Work order: Could you show each line of the records that contains the word "gallery"?

Data excerpts:
++++++++

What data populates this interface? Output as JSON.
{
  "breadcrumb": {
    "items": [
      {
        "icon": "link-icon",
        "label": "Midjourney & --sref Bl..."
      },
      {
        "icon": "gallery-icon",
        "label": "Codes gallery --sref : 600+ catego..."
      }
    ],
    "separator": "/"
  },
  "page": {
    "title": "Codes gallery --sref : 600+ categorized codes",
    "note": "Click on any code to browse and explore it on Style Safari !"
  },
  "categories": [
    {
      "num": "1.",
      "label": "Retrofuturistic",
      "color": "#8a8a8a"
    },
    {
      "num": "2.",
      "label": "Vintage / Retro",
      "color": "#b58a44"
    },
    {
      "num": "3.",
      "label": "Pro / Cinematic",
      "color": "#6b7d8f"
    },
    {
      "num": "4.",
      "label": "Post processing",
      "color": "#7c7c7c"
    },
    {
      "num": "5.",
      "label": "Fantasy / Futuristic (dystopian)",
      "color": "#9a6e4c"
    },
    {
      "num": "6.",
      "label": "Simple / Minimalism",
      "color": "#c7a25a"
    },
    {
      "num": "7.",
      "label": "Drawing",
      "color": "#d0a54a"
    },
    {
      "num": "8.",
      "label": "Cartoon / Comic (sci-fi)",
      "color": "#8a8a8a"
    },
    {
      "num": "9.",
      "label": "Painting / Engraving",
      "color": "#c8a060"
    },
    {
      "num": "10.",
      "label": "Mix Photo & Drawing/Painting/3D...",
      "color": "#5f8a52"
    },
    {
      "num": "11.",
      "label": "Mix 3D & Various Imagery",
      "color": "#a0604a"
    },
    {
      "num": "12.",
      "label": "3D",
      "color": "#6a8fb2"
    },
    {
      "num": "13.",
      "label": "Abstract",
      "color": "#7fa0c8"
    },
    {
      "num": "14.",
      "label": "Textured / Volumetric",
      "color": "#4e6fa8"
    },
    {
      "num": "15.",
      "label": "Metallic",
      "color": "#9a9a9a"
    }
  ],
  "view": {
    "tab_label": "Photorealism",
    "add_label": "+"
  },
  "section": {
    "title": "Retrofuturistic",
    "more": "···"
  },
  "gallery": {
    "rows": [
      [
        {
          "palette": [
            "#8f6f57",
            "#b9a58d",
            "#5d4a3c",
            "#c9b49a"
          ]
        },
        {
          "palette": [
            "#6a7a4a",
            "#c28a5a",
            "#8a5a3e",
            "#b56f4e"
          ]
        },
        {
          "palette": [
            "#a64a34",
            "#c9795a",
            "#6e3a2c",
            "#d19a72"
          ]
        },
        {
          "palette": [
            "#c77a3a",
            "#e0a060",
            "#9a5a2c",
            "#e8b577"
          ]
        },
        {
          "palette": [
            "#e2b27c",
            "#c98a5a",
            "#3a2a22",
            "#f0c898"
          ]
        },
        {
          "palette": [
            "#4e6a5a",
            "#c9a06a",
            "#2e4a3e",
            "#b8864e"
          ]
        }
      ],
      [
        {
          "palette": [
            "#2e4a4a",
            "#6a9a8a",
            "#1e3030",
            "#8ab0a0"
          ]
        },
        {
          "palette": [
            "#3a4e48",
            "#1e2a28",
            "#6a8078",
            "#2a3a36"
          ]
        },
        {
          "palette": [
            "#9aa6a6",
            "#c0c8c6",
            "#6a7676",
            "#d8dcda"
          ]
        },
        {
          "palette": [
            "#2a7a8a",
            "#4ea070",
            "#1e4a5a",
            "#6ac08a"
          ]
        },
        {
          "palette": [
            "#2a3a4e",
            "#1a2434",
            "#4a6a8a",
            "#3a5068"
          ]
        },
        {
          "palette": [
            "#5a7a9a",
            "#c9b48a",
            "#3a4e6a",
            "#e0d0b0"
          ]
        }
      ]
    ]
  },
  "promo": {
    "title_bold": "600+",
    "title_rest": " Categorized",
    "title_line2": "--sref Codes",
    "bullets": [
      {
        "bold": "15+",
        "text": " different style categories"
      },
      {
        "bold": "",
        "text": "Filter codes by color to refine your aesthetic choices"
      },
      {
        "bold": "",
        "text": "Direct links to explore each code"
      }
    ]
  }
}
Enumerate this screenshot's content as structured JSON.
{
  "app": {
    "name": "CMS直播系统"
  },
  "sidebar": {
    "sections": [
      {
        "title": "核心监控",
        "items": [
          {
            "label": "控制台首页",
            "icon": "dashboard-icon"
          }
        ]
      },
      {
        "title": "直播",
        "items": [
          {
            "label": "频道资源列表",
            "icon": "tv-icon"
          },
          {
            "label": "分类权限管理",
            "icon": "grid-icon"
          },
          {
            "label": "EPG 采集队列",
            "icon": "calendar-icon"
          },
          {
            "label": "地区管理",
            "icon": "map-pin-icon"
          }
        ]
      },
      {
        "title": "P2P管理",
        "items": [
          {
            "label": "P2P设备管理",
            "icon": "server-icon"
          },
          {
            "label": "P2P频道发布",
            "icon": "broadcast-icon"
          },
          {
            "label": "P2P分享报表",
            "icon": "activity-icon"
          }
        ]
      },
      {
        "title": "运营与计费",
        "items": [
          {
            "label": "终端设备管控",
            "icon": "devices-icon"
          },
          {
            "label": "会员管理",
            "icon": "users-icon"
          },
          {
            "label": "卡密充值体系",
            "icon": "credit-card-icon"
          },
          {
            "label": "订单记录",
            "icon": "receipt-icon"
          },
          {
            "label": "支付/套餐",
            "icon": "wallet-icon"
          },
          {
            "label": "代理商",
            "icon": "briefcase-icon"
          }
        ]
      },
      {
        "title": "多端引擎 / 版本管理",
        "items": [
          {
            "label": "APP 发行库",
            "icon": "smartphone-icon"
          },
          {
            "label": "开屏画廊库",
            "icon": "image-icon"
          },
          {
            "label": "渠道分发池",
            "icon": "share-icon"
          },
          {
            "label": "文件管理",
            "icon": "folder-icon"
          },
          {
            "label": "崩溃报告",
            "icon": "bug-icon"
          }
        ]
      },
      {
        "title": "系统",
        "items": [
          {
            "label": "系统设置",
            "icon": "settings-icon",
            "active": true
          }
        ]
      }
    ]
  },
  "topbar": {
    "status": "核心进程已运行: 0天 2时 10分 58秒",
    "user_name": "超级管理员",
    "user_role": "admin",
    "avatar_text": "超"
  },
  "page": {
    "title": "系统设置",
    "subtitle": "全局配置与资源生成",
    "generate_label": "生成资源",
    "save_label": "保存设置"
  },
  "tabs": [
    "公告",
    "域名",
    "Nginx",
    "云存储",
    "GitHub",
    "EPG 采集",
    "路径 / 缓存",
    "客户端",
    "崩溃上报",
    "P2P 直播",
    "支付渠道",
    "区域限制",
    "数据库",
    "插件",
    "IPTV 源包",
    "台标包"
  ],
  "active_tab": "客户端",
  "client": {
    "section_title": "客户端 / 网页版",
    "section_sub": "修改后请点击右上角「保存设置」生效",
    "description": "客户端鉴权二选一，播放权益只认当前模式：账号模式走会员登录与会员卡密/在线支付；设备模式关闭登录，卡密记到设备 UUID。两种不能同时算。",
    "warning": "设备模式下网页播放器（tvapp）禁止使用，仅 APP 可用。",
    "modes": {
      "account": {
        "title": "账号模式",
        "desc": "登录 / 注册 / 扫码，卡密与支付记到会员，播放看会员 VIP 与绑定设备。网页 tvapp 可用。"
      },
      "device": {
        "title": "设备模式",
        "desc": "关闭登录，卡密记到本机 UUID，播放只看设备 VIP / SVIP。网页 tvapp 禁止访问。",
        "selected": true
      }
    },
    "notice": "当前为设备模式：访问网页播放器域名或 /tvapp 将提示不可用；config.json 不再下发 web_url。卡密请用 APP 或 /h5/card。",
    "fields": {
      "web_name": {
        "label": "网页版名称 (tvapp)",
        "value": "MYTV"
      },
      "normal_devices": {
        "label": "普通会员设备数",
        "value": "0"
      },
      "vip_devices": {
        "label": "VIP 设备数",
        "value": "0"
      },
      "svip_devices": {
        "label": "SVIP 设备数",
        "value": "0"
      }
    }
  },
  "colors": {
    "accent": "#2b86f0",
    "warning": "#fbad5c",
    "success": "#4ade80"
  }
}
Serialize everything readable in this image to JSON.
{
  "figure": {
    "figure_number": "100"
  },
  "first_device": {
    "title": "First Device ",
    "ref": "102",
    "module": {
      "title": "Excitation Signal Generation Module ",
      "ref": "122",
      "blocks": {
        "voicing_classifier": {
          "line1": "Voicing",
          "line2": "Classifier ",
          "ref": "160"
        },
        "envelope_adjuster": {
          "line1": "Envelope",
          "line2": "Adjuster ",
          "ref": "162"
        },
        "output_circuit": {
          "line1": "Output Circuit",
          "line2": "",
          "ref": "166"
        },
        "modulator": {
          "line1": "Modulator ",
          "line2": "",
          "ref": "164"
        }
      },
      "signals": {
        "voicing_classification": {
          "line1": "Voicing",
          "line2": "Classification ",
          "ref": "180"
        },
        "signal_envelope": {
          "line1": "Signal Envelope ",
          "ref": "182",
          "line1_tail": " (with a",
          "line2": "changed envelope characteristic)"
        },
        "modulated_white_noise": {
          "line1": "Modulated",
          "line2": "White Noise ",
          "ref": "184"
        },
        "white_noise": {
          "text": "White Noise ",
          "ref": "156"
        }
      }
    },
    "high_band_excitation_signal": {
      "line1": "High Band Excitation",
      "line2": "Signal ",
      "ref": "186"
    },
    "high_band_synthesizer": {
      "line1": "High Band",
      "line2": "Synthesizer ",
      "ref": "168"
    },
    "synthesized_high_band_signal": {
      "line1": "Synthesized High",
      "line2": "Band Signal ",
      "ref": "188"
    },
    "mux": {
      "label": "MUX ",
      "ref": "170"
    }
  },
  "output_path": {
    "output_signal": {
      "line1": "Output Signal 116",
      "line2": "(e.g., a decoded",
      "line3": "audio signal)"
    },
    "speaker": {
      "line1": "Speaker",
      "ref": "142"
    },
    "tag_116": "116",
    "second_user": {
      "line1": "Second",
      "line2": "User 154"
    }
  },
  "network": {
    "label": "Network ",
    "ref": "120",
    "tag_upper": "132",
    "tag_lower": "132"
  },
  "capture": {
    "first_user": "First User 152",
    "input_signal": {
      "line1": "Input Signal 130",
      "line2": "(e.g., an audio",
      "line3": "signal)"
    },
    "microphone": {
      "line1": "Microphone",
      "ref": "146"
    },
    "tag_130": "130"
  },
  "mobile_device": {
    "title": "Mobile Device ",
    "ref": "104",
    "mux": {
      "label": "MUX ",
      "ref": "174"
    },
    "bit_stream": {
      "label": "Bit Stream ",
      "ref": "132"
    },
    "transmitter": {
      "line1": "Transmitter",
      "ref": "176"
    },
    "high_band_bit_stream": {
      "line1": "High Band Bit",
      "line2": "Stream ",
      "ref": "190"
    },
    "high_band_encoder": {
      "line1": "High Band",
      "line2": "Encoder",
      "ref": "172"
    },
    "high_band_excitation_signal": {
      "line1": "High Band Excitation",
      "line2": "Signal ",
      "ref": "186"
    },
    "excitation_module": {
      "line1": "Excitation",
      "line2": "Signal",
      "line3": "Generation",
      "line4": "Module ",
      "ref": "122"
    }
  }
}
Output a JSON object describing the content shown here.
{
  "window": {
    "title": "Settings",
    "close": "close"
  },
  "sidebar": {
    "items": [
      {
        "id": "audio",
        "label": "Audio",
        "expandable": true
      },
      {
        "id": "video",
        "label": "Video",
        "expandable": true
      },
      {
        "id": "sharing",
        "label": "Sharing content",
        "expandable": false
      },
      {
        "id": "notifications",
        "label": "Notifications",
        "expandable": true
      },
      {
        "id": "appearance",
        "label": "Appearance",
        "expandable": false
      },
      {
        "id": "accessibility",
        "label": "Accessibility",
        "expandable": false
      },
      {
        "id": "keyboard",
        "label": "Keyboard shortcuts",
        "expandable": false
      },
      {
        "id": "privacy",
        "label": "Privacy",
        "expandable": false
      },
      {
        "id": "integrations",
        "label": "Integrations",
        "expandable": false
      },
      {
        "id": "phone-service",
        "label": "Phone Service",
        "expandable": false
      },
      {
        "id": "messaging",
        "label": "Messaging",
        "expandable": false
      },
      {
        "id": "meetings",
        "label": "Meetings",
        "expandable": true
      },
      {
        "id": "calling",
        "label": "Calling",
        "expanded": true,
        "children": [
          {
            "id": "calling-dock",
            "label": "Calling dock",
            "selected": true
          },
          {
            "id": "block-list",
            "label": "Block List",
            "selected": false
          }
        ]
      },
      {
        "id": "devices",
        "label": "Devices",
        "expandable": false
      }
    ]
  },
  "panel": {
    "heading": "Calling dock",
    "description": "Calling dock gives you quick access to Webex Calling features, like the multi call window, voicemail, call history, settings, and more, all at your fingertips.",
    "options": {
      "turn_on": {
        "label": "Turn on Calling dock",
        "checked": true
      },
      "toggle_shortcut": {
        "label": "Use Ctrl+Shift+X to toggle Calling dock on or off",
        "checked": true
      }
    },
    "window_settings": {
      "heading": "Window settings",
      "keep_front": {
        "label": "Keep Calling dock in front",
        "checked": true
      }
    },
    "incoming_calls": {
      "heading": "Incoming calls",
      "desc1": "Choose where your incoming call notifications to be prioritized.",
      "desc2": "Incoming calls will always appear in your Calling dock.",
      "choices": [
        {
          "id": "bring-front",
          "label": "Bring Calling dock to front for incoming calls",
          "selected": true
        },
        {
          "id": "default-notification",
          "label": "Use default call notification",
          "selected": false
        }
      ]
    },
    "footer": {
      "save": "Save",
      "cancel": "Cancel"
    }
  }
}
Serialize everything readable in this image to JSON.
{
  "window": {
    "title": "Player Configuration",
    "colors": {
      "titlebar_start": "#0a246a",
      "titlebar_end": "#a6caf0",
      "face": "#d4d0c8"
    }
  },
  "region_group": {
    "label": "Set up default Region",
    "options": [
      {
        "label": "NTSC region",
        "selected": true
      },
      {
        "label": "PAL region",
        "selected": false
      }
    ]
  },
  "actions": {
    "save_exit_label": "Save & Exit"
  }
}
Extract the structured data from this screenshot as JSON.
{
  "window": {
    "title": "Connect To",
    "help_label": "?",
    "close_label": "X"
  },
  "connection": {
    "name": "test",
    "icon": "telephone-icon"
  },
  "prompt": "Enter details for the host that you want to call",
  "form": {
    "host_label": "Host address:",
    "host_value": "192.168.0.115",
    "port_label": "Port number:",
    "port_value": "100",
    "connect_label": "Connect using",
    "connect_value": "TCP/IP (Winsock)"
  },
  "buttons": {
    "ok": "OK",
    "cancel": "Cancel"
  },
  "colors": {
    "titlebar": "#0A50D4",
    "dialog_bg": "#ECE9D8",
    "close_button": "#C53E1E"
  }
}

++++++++

Worked solution:
        "icon": "gallery-icon",
        "label": "Codes gallery --sref : 600+ catego..."
    "title": "Codes gallery --sref : 600+ categorized codes",
  "gallery": {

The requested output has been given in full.